For musicians who make a living by playing shows in Idaho, this pandemic hasn’t been easy — and the record shop that supports them has had to close their doors. Despite this, the local music scene is still alive and well behind closed doors in Boise, and its players are now showing up for each other in a big way.
If this past Saturday played out as planned, Idaho’s diehard music fans would have lined up outside of The Record Exchange on Idaho Street, itching to get their hands on some freshly-pressed vinyl.
But this year, the only soundtrack that played — was crickets.
But what I’m finding is, inside our homes, that might not necessarily be the case. I asked some of our social media users to share with me what music is helping them cope — during this time of uncertainty. For me, it’s The Velvet Underground. But for Marisa Lovell, it’s Neil Young. For Steven Bowman, it’s Billy Joel’s greatest hits — and for others it’s instrumental Disney songs, or a variety of other artists and genres.
“There have been scientific studies done in multiple different fields that show that music is healthy,” The Record Exchange Marketing Director Chad Dryden said.
So while music is there for us in this time of crisis — despite being closed, The Record Exchange wants to be there for us too.
“Record Exchange: ‘the world’s greatest record store,’ as I always say,” said Curtis Stigers, prolific jazz and blues musician from Boise.
“Without having Record Store Day this (past) Saturday and having to wait until June, we thought, ‘Well hey, let’s still do something fun this weekend,’” said Dryden.
The 43-year-old cultural mainstay is now adapting to be there for us, just like they always have, according to Stigers.
“I’ve been meeting there, hanging out there since I was in high school,” said Stigers. “There’s always great support for musicians that comes, just, from the heart that that store has.”
Dryden says Record Store Day is typically The Record Exchange’s biggest sales day, but instead on this Saturday, it sold tickets to a one-time special online screening of a new never-before-seen documentary, called “Vinyl Nation,” about the resurgence of vinyls. Its filmmakers are letting stores like The Record Exchange absorb 100% of the screening’s profits.
“Instead of being able to come to the store this weekend for Record Store Day, they can still celebrate The Record Exchange and celebrate independent music and independent record stores, by supporting us, and getting a couple hours of entertainment in return,” said Dryden.
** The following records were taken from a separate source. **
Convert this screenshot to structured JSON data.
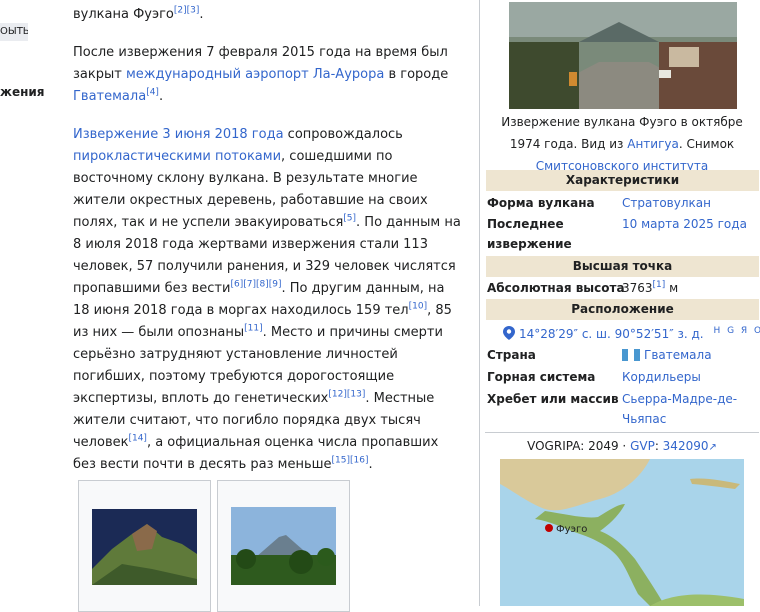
{
  "sidebar": {
    "button_fragment": "ОЫТЬ",
    "text_fragment": "жения"
  },
  "article": {
    "p0": {
      "text": "вулкана Фуэго",
      "refs": "[2][3]",
      "end": "."
    },
    "p1": {
      "t1": "После извержения 7 февраля 2015 года на время был закрыт ",
      "link1": "международный аэропорт Ла-Аурора",
      "t2": " в городе ",
      "link2": "Гватемала",
      "ref1": "[4]",
      "end": "."
    },
    "p2": {
      "link1": "Извержение 3 июня 2018 года",
      "t1": " сопровождалось ",
      "link2": "пирокластическими потоками",
      "t2": ", сошедшими по восточному склону вулкана. В результате многие жители окрестных деревень, работавшие на своих полях, так и не успели эвакуироваться",
      "ref1": "[5]",
      "t3": ". По данным на 8 июля 2018 года жертвами извержения стали 113 человек, 57 получили ранения, и 329 человек числятся пропавшими без вести",
      "ref2": "[6][7][8][9]",
      "t4": ". По другим данным, на 18 июня 2018 года в моргах находилось 159 тел",
      "ref3": "[10]",
      "t5": ", 85 из них — были опознаны",
      "ref4": "[11]",
      "t6": ". Место и причины смерти серьёзно затрудняют установление личностей погибших, поэтому требуются дорогостоящие экспертизы, вплоть до генетических",
      "ref5": "[12][13]",
      "t7": ". Местные жители считают, что погибло порядка двух тысяч человек",
      "ref6": "[14]",
      "t8": ", а официальная оценка числа пропавших без вести почти в десять раз меньше",
      "ref7": "[15][16]",
      "end": "."
    }
  },
  "infobox": {
    "caption": {
      "t1": "Извержение вулкана Фуэго в октябре 1974 года. Вид из ",
      "link1": "Антигуа",
      "t2": ". Снимок ",
      "link2": "Смитсоновского института"
    },
    "section_characteristics": "Характеристики",
    "form_label": "Форма вулкана",
    "form_value": "Стратовулкан",
    "last_label": "Последнее извержение",
    "last_value": "10 марта 2025 года",
    "section_peak": "Высшая точка",
    "height_label": "Абсолютная высота",
    "height_value": "3763",
    "height_ref": "[1]",
    "height_unit": " м",
    "section_location": "Расположение",
    "coords": "14°28′29″ с. ш. 90°52′51″ з. д.",
    "coords_links": "H G Я O",
    "country_label": "Страна",
    "country_value": "Гватемала",
    "system_label": "Горная система",
    "system_value": "Кордильеры",
    "ridge_label": "Хребет или массив",
    "ridge_value": "Сьерра-Мадре-де-Чьяпас",
    "vogripa_label": "VOGRIPA",
    "vogripa_value": "2049",
    "gvp_label": "GVP",
    "gvp_value": "342090",
    "map_label": "Фуэго"
  },
  "colors": {
    "link": "#3366cc",
    "infobox_header": "#eee5d1",
    "border": "#c8ccd1"
  }
}
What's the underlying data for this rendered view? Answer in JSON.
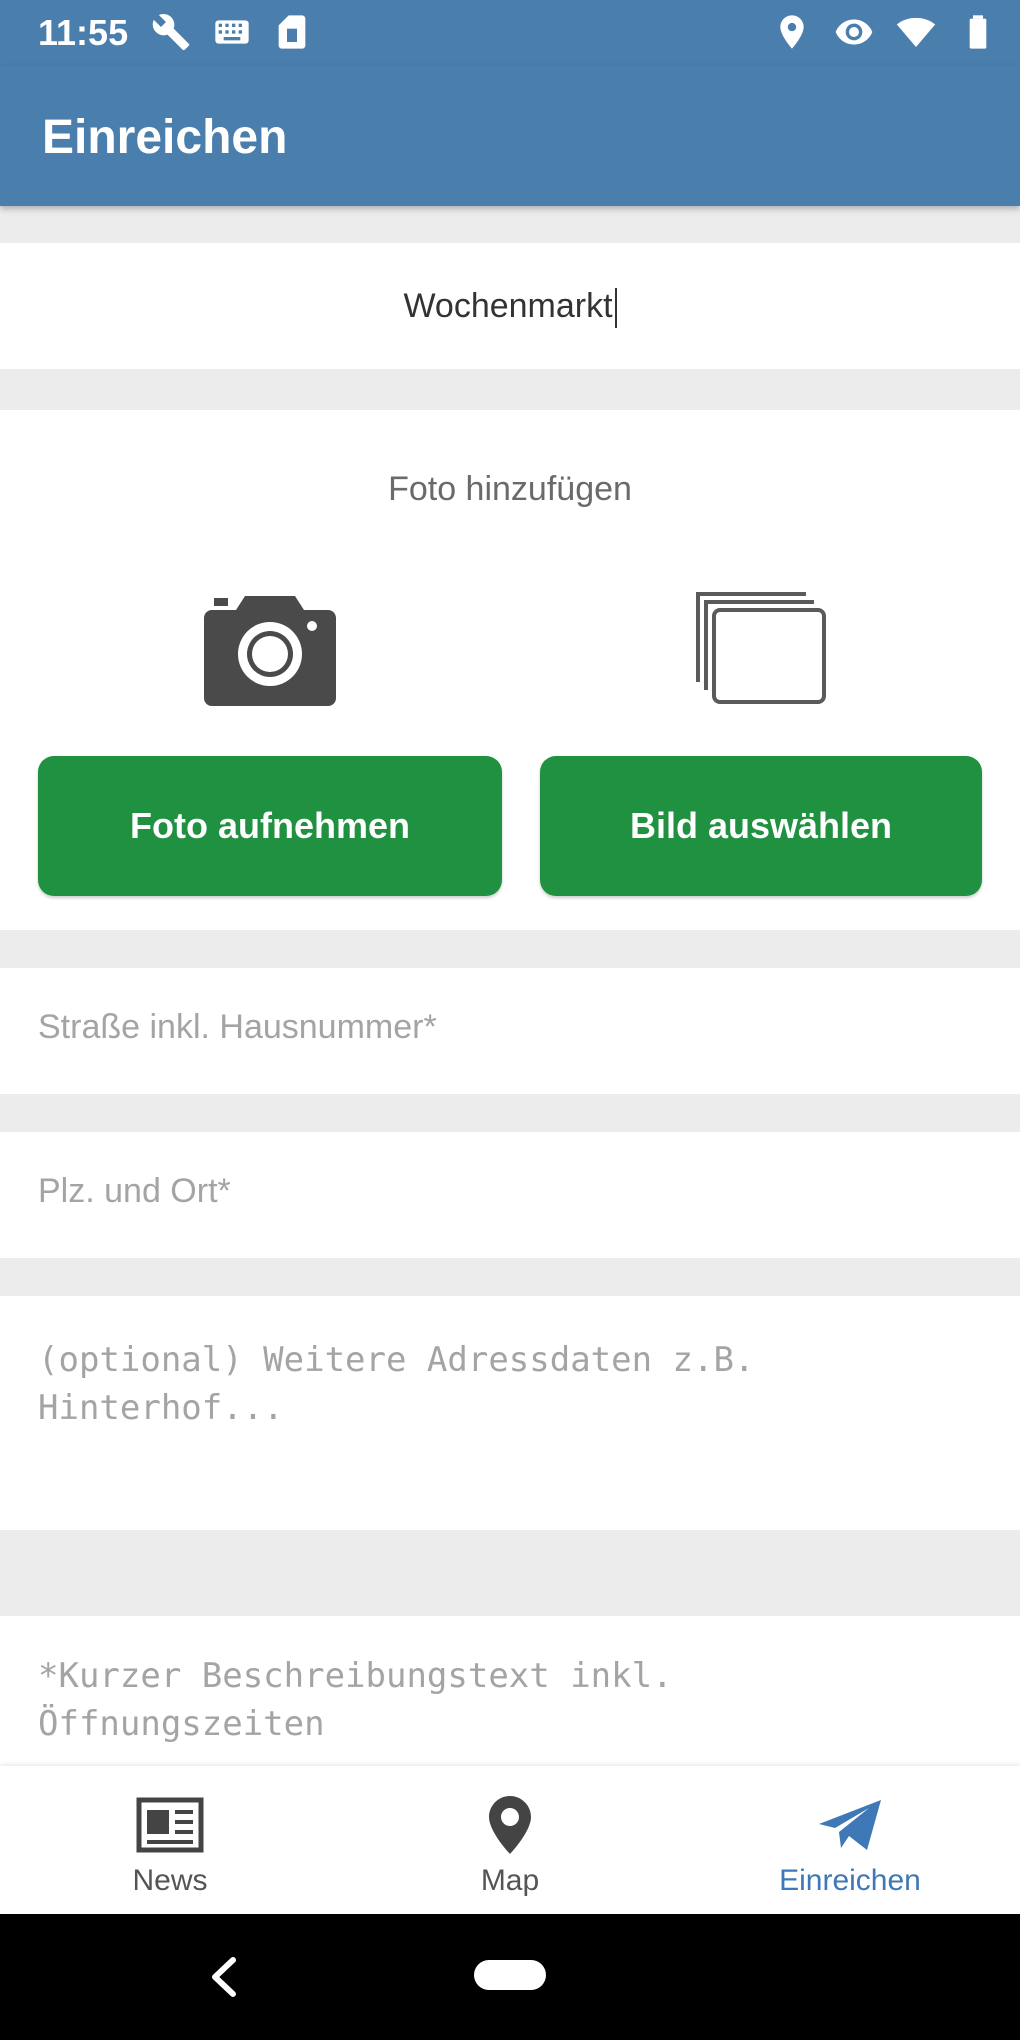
{
  "status_bar": {
    "time": "11:55",
    "left_icons": [
      "wrench-icon",
      "keyboard-icon",
      "sd-card-icon"
    ],
    "right_icons": [
      "location-icon",
      "eye-icon",
      "wifi-icon",
      "battery-icon"
    ]
  },
  "app_bar": {
    "title": "Einreichen"
  },
  "title_field": {
    "value": "Wochenmarkt"
  },
  "photo_section": {
    "label": "Foto hinzufügen",
    "take_photo_button": "Foto aufnehmen",
    "choose_image_button": "Bild auswählen",
    "button_color": "#1f9140"
  },
  "address": {
    "street_placeholder": "Straße inkl. Hausnummer*",
    "plz_placeholder": "Plz. und Ort*",
    "optional_placeholder": "(optional) Weitere Adressdaten z.B.\nHinterhof..."
  },
  "description": {
    "placeholder": "*Kurzer Beschreibungstext inkl.\nÖffnungszeiten"
  },
  "bottom_nav": {
    "items": [
      {
        "label": "News",
        "icon": "news-icon",
        "active": false
      },
      {
        "label": "Map",
        "icon": "map-pin-icon",
        "active": false
      },
      {
        "label": "Einreichen",
        "icon": "send-icon",
        "active": true
      }
    ]
  },
  "colors": {
    "primary": "#4a7ead",
    "active_nav": "#3f78b6",
    "background": "#ececec"
  }
}
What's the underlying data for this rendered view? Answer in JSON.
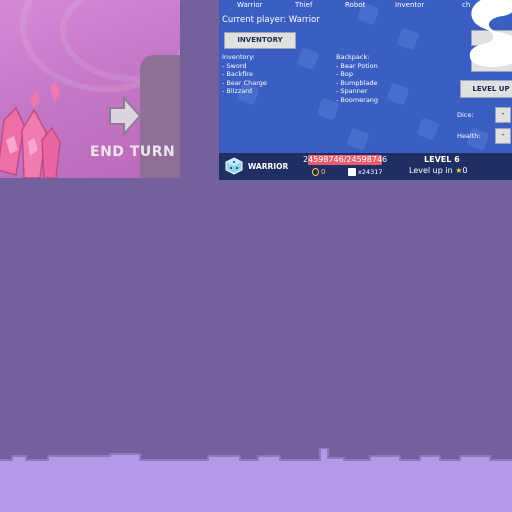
{
  "scene": {
    "end_turn_label": "END TURN"
  },
  "debug": {
    "tabs": [
      "Warrior",
      "Thief",
      "Robot",
      "Inventor",
      "ch"
    ],
    "current_player": "Current player: Warrior",
    "inventory_button": "INVENTORY",
    "inventory_heading": "Inventory:",
    "inventory_items": [
      "- Sword",
      "- Backfire",
      "- Bear Charge",
      "- Blizzard"
    ],
    "backpack_heading": "Backpack:",
    "backpack_items": [
      "- Bear Potion",
      "- Bop",
      "- Bumpblade",
      "- Spanner",
      "- Boomerang"
    ],
    "level_up_button": "LEVEL UP",
    "dice_label": "Dice:",
    "health_label": "Health:",
    "minus_label": "-"
  },
  "status": {
    "class_name": "WARRIOR",
    "hp_text": "24598746/24598746",
    "hp_fraction": 1.0,
    "gold": "0",
    "dice": "x24317",
    "level": "LEVEL 6",
    "level_up_text": "Level up in",
    "level_up_amount": "0"
  },
  "colors": {
    "background": "#73609c",
    "panel_blue": "#3a5ec2",
    "statusbar": "#1f2e63",
    "hp_red": "#e65c6e",
    "gold": "#f3d033",
    "ground": "#b399e8"
  },
  "icons": {
    "class": "dice-class-icon",
    "gold": "gold-coin-icon",
    "dice": "dice-icon",
    "star": "star-icon",
    "end_turn": "arrow-right-icon"
  }
}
They’re also providing a virtual space for memorializing legendary country-folk singer-songwriter John Prine, who died from coronavirus complications on April 7.
Stigers was one of several musicians who performed a Prine cover from his home for the Exchange’s virtual tribute concert on Sunday.
“And one at a time, we’re going to post videos throughout the day,” said Dryden. “And anybody who’s watching, if they want to throw a few bucks in their proverbial virtual tip jar, they can go ahead and do that.”
With the shutdowns, Stigers says that kind of support can mean a lot for local musicians.
“They’re not playing at clubs — that’s tough — it’s hard to pay the rent when you’re not doing your job,” Stigers said. “There’s also sort of a need to reach out and connect with people.”
Stigers says he hopes his new music can also help people feel connected in some way. His upcoming blues and jazz album is called “Gentleman.” Its title track is out, and you can preorder the album now. Stigers says its a modern reassessment of what it means to be a man, or more specifically, a gentleman.
“It evolved as I made it, and as it comes out, we’re in a pandemic. I mean, this album has had several lives,” he said.
In the meantime, the world keeps spinning… and so do our turntables.